    The zoo industry claims that elephants are thriving inside U.S. zoos. But that’s not true. It never has been. The Times found that elephants are dying out inside zoos. For every elephant born, on average two others die. Just 288 elephants are left inside 78 accredited U.S. zoos. Captive elephants may be demographically extinct within 50 years – there won’t be enough females left to breed. The Times conducted a first-of-its-kind analysis of 390 elephant fatalities for the past 50 years. In a desperate race to make more baby elephants, Seattle’s Woodland Park has tried to artificially inseminate their Asian elephant, Chai, at least 112 times, sometimes adopting crude and reckless procedures. As nearly two dozen zoos have shutdown or plan to close elephant exhibits, nonprofit sanctuaries with thousands of acres represent one option for retired or unwanted elephants. But a zoo industry trade group is fighting a bitter battle to thwart sanctuaries and punish zoos that give up their elephants.
  • Breakdown

    In a series of articles entitled “Breakdown,” The Times used the full gamut of multimedia tools to document how bigger purses, swelled by casino money, had corrupted the track.

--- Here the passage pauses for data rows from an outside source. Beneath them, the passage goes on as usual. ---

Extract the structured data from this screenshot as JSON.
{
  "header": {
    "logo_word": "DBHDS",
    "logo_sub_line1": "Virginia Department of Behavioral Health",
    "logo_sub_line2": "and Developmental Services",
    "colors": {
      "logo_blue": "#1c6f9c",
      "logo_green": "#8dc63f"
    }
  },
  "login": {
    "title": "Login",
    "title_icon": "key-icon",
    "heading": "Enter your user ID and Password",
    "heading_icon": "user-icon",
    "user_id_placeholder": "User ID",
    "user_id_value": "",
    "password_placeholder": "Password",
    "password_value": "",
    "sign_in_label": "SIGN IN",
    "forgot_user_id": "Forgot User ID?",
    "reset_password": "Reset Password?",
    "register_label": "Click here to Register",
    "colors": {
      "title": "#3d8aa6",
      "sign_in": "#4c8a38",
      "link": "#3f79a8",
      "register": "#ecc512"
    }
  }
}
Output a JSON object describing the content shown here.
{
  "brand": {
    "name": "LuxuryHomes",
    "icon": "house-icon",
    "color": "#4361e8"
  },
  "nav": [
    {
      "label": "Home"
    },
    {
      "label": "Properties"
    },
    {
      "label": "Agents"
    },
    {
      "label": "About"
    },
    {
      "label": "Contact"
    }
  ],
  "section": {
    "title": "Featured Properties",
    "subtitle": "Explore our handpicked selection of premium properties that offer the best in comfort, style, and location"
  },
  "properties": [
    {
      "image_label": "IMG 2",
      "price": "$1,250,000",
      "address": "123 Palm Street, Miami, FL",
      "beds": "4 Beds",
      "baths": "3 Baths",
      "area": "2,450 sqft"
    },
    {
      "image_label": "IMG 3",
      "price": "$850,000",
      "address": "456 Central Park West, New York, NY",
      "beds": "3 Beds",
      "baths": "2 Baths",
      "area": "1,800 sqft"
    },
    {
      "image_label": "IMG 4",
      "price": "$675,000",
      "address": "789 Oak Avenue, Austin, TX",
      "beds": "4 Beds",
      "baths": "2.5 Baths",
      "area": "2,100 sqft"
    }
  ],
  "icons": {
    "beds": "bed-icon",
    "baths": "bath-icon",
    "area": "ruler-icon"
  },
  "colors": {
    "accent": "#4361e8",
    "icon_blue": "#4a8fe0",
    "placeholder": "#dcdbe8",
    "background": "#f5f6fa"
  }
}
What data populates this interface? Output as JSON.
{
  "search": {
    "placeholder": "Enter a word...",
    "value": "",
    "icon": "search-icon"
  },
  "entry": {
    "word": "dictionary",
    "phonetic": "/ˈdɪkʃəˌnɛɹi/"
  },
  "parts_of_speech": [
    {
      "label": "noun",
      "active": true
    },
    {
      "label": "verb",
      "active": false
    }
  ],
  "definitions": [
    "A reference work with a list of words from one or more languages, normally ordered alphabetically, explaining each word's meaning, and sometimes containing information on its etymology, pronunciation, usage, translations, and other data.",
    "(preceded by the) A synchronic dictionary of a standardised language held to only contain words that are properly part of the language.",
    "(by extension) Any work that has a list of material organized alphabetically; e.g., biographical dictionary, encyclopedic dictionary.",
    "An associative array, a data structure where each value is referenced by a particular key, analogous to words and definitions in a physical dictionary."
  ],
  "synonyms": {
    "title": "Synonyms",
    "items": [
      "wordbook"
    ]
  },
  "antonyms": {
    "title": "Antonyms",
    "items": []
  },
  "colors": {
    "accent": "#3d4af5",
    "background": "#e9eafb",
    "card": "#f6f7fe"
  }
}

The money encouraged trainers to rely on pain medicine and race thousands of tired, injured and unfit horses, often with catastrophic results. Within days of The Times’s first article, the Jockey Club, the most influential industry group, proposed a nationwide ban on the use of drugs on race days and stiffer penalties, including lifetime bans for repeat offenders. “The status quo had been very much in evidence prior to the New York Times story — after which all hell broke loose,” wrote Barry Irwin, a prominent horse owner, breeder and Kentucky Derby winner. Beyond cataloging carnage on the track, The Times found 3,800 cases of trainers illegally drugging horses since 2009, mostly to enhance performance or mask injuries. Meanwhile, equine veterinarians — who bear the greatest responsibility for protecting the health of a horse — abandoned their oath by reaping profits from drugs they prescribed and by routinely turning medical decisions over to unqualified trainers whose primary goal was to win races.
  • Off Track: Clandestine Racing in California

    This story delved into an unknown world of illegal and clandestine horse racing happening on private tracks throughout the state of California. The straight-track races occur on properties throughout the state. KCRA uncovered a world where drug deals, prostitution, illegal gambling and animal cruelty are the norm. KCRA got the point of view of investigators and a veterinary scientist who found that horses were being dosed with mixtures of cocaine and methamphetamine. Added to this was the fact that few local law enforcement know it's happening and state investigators don't have the resources to stop the racing from happening.
  • McDonald's Eggs

    A story exposing major health concerns at a major American egg farm supplying large retailers such as McDonald's and Target with eggs.
  • Saving Grace: How One Dog Escaped the Shadowy World of American Puppy Mills

    The book exposes the epidemic of puppy mills in the U.S. It documents large-volume commercial kennels where ill and often injured dogs are caged in squalor and forced to bear puppies until they are worn out.